Coleridge, Lamb, Hazlitt, and the Reader of Drama is a re‑evaluation of British drama criticism of the nineteenth century. I demonstrate that the British Romantics' bias against the staging of Shakespearean tragedy is rooted in an established and intellectually justifiable tradition in Western drama criticism. I also focus on the misconception that the Romantics were not interested in their readers. In fact, S. T. Coleridge, Charles Lamb, and William Hazlitt view the reader as an active participant in the process of interpreting literature, and they compare the reader's imaginative powers to those of great writers. They feel that performance frustrates the audience by making it passive. Detailed analyses of selected texts illustrate the Romantics' interest in their own reading public and their attempts to broaden the reader's imaginative and analytic powers. Coleridge, especially, sees himself as an educator, and his essays about education are closely related to his lectures on Shakespeare. The Romantics design their poems, essays and books to change readers and students by activating their minds. Coleridge, Lamb, Hazlitt, and the Reader of Drama demonstrates that the Romantics and other writers such as G. B. Shaw, Oscar Wilde, G. H. Lewes, John Ruskin, Matthew Arnold, and W. B. Yeats anticipate twentieth‑century reader‑response criticism, educational theory, and film criticism.
Janet gives an overview of the book:
Janet Ruth Heller is a poet, literary critic, college professor, essayist, playwright, and fiction writer.
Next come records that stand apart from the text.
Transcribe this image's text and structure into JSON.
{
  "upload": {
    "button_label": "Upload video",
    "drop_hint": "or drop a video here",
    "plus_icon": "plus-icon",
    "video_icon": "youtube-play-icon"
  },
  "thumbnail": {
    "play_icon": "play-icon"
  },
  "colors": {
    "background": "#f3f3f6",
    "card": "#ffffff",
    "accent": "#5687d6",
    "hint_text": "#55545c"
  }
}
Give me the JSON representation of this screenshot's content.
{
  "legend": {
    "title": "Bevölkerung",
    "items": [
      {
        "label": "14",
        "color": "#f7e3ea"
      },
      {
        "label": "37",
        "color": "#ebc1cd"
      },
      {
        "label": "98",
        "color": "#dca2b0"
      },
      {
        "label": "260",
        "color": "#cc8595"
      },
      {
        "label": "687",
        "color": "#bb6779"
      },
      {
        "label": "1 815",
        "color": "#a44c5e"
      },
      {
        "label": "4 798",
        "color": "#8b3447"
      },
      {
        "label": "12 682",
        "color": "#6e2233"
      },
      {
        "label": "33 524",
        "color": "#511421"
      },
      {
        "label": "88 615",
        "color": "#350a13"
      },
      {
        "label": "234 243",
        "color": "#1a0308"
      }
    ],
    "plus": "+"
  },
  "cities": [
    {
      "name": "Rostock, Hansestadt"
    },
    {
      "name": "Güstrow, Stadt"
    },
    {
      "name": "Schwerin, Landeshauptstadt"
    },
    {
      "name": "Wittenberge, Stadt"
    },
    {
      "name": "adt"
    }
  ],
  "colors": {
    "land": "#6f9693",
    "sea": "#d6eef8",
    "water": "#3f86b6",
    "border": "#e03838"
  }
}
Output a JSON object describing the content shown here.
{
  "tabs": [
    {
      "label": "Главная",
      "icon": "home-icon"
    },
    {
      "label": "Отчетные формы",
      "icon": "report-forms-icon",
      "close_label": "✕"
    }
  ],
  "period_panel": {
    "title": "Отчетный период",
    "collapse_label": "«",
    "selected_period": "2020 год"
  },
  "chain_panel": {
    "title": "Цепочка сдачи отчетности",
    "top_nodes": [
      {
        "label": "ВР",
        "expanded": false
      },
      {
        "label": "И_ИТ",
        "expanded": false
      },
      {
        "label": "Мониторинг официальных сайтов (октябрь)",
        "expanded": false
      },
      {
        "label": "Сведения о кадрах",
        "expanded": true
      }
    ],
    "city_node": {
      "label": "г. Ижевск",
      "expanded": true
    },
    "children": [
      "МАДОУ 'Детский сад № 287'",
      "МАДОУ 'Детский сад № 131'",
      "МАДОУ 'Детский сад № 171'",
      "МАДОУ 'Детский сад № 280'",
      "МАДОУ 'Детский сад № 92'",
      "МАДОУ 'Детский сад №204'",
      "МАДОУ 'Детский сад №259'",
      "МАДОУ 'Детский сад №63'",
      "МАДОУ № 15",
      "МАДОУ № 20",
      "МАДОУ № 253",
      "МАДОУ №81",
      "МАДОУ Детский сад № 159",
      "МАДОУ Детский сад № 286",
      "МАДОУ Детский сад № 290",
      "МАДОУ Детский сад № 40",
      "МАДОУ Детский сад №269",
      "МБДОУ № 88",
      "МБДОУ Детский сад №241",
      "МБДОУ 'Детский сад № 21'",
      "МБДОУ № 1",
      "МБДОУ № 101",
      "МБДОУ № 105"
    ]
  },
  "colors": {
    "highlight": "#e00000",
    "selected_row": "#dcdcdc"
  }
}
I am a past president of the Society for the Study of Midwestern Literature, and I am currently president of the Michigan College English Association. I have a Ph.D. in...